Last weekend saw Ironman Maryland take place. The fourth running of an event that has had more than its fair share of disruption. A last minute date change and a shortened swim in 2015, a cancelled swim and shortened bike in 2016. This year’s race appears to have gone ahead without such serious issues. It pulled a field of just over 1,000 athletes with forty 2018 Kona slots on offer.
I’ve largely excluded 2016 from this analysis, but have included 2015 which will influence the historical data with its shortened swim.
This year’s race trends slower than the 2014-2015 data. There’s obviously a big difference in the swim distributions thanks to 2015 and I would consider the 2017 results to be typical for the course. Bike and run trend slower, but not too significantly, so a fair portion of the difference in the overall comes down to the influence of the swim. Given the variation in data it’s hard to place the 2017 race in context for this course.
Again, it’s hard to draw comparisons with the many changes to this event. The 2015 numbers have a very high DNS rate due to the last minute date change. The 2016 numbers are also impacted by the swim cancellation – what wasn’t clear from the athlete tracker at the time was how many started the bike. The 2014 data seems fine and with that in mind this year’s results don’t seem unusual.
As with previous comparisons the 2015 swim makes it hard to compare swim medians, but bike and run should be safer. In the later cases we still see slower medians in 2017.
As usual we see a majority US attendance, with a spread from other nations that’s also reflected in the likely slot allocation.
Tracking times and positions gives us the best picture on how this year’s race stands. we can see how much faster the much shorter 2016 event was and that the 2015 race wasn’t particularly fast, despite the short swim. So, that suggests this year may have been on the slow side for the course; certainly in comparison with 2014.
Based on the start list I’ve estimated the slot allocation and the likely automatic qualifying times in the table above. Final numbers may have varied. You can compare with other races on my Kona qualification page.
To finish off, the times in the top twenty of each age group. What’s most worth noting is that the front runners in the top 5 or 10 tended to be average or faster for the course, but then times drop off.
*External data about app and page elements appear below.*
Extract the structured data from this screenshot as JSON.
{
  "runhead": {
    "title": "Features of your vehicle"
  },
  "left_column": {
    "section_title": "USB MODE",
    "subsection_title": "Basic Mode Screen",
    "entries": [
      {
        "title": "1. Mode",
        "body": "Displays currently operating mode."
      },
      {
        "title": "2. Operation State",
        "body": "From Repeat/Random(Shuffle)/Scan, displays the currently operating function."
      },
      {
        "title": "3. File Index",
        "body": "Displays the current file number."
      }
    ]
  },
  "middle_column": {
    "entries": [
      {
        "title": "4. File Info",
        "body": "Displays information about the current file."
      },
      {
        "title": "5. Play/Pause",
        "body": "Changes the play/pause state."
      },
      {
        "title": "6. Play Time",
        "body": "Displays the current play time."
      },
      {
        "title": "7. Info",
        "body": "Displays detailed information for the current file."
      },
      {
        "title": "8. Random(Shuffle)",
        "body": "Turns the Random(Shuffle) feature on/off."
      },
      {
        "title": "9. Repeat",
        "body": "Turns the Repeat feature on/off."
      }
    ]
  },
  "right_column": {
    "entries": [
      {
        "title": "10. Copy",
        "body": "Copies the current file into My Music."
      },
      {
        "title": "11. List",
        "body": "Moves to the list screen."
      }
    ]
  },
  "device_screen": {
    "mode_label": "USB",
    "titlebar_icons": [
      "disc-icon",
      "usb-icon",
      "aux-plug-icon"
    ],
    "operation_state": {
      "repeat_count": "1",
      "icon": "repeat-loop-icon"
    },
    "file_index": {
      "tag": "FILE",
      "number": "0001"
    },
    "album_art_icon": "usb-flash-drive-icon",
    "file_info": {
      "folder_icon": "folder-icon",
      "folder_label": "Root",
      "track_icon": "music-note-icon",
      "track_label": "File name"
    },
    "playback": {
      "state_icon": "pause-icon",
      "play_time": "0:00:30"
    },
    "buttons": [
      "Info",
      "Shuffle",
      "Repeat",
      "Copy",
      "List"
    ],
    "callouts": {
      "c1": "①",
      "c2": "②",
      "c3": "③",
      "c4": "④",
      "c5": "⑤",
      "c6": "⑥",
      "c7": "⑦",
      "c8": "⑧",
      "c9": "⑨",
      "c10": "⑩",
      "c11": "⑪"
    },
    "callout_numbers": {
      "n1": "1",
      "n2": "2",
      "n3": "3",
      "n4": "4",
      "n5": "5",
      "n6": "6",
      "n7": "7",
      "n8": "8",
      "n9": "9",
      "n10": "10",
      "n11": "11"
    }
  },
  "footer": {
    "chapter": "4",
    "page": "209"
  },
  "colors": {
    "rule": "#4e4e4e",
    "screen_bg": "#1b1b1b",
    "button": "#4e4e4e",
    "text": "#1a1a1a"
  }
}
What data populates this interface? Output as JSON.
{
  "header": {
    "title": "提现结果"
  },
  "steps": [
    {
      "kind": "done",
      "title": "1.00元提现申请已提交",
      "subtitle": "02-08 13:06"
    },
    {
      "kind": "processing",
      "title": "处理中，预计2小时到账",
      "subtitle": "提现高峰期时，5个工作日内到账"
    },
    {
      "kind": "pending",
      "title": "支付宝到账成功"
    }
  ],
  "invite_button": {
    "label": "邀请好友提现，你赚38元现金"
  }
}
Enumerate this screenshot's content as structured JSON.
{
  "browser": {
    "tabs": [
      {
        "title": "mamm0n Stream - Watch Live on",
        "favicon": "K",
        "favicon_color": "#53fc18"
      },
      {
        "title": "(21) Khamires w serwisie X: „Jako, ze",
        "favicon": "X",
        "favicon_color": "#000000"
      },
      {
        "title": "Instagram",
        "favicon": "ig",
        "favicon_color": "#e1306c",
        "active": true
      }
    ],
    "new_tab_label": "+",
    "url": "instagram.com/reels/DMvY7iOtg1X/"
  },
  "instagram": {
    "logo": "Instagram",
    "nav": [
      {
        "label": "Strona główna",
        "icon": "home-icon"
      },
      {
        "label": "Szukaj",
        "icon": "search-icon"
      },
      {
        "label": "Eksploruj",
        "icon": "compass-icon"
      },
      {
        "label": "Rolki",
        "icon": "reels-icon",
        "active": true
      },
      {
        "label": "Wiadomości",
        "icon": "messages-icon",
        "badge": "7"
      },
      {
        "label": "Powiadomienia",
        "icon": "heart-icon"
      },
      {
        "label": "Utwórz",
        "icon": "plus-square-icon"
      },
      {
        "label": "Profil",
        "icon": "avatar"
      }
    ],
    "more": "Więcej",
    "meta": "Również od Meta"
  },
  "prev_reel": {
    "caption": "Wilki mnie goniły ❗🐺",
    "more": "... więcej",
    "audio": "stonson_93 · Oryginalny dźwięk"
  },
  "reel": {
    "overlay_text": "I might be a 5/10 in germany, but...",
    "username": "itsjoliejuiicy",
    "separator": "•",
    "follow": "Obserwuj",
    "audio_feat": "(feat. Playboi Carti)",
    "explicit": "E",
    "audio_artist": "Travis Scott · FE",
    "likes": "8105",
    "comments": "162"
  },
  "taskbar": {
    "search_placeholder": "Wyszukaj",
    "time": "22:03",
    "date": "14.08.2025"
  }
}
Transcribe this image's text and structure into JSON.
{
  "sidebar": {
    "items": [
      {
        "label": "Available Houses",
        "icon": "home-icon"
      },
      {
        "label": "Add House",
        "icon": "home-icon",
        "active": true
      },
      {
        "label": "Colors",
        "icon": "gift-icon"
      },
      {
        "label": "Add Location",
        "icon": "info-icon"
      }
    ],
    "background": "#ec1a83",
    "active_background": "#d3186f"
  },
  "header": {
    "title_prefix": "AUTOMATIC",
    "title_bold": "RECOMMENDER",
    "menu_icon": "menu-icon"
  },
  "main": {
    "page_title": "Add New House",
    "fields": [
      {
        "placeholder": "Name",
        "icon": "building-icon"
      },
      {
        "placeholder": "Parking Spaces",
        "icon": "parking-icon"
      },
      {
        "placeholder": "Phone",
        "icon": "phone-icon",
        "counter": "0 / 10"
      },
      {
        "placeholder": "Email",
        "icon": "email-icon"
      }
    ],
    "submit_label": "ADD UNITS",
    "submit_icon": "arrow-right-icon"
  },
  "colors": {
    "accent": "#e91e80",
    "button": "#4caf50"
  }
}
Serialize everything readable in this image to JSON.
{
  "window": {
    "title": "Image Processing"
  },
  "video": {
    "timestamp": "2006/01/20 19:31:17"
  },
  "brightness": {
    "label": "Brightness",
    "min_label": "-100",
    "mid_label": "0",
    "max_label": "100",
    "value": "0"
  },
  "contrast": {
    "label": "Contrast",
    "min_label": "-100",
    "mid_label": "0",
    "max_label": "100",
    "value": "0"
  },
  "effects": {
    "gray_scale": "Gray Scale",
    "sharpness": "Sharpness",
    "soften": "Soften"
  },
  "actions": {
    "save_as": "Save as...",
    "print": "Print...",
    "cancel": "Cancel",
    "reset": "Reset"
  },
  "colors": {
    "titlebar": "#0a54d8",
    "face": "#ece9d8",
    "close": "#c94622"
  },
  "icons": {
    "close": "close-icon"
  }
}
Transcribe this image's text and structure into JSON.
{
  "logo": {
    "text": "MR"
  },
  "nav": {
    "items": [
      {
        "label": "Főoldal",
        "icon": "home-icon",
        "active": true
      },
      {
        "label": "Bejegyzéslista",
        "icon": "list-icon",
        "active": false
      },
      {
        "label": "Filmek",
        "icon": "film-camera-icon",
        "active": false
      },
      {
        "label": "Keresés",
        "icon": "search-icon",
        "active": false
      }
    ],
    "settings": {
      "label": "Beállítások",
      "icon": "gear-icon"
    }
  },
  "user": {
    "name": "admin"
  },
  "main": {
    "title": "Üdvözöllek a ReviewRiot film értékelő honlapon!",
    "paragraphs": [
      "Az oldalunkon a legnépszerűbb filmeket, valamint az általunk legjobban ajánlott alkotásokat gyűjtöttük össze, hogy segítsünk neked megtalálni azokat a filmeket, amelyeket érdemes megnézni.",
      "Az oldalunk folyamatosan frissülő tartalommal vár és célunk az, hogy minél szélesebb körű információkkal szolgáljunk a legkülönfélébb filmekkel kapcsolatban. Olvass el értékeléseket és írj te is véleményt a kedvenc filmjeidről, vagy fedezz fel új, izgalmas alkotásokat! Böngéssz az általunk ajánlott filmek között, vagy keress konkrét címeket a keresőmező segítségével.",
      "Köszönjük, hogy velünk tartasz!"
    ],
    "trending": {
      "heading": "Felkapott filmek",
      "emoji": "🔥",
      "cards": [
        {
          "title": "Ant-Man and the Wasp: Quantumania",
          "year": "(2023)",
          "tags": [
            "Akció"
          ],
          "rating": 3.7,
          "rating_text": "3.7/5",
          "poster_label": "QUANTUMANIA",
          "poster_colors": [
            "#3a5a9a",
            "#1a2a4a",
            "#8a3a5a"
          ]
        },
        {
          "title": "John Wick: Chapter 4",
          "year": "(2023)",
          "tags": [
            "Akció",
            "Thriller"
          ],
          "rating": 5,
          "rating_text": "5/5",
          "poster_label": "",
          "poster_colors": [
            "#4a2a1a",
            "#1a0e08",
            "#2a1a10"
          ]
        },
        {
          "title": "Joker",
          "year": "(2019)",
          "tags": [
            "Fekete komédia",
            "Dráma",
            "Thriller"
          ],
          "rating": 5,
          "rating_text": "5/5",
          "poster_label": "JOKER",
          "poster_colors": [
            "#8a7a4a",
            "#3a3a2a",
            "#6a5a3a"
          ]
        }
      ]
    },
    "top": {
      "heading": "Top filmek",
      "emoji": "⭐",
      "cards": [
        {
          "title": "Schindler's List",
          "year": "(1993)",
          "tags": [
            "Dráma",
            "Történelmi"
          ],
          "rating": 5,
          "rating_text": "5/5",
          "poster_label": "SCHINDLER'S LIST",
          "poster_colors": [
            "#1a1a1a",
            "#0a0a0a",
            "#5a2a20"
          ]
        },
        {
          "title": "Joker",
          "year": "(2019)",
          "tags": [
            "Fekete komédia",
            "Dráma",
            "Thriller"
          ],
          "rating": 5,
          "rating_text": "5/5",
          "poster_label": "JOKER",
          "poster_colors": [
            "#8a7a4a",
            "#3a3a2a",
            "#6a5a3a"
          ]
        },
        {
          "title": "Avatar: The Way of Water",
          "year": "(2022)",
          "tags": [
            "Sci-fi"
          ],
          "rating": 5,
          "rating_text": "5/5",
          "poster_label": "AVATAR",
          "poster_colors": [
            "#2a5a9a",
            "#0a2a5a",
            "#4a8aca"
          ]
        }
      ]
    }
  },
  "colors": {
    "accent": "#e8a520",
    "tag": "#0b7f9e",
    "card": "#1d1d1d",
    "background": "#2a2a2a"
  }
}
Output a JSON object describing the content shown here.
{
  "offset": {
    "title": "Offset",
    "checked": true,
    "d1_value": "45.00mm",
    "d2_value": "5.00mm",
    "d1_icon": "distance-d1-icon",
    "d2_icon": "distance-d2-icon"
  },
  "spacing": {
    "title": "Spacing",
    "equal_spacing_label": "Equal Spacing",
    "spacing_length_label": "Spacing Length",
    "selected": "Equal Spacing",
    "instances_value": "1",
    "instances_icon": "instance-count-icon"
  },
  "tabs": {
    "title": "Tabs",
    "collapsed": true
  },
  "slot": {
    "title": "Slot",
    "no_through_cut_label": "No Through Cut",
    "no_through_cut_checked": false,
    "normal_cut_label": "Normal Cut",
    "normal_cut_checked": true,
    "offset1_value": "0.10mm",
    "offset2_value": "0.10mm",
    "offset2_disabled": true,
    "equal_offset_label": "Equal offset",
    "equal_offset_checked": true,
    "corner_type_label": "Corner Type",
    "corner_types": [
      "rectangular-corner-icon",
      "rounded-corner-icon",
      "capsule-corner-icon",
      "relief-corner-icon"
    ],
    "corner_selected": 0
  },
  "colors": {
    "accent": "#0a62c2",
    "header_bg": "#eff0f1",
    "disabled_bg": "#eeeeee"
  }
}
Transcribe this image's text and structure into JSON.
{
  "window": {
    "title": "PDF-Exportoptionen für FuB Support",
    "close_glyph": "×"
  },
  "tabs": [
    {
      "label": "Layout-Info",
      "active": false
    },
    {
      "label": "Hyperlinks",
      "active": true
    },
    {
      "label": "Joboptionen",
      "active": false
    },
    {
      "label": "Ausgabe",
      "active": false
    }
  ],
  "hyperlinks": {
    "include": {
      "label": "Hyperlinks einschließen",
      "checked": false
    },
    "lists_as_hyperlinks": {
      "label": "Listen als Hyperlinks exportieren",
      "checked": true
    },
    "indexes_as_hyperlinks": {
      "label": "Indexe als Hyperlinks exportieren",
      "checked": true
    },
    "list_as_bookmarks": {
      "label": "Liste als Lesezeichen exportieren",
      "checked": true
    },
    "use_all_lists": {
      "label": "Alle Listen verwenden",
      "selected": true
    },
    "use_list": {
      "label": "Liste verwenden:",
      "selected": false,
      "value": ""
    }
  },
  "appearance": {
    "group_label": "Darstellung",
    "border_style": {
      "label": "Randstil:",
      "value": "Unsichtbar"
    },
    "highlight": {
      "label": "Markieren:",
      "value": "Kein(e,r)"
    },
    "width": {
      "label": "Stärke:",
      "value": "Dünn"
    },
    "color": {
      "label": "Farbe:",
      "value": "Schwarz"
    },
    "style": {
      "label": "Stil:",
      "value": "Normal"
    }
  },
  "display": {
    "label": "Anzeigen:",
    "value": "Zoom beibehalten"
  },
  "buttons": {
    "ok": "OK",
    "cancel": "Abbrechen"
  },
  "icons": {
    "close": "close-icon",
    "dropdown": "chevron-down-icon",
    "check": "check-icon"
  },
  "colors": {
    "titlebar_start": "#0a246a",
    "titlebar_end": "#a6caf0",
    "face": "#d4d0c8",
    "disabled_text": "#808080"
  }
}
So although there’s some evidence this race was slower, that wasn’t so much the case at the very front, where times are more comparable.
You can access a spreadsheet of the full results and splits from Ironman Maryland 2017 on my Google Drive.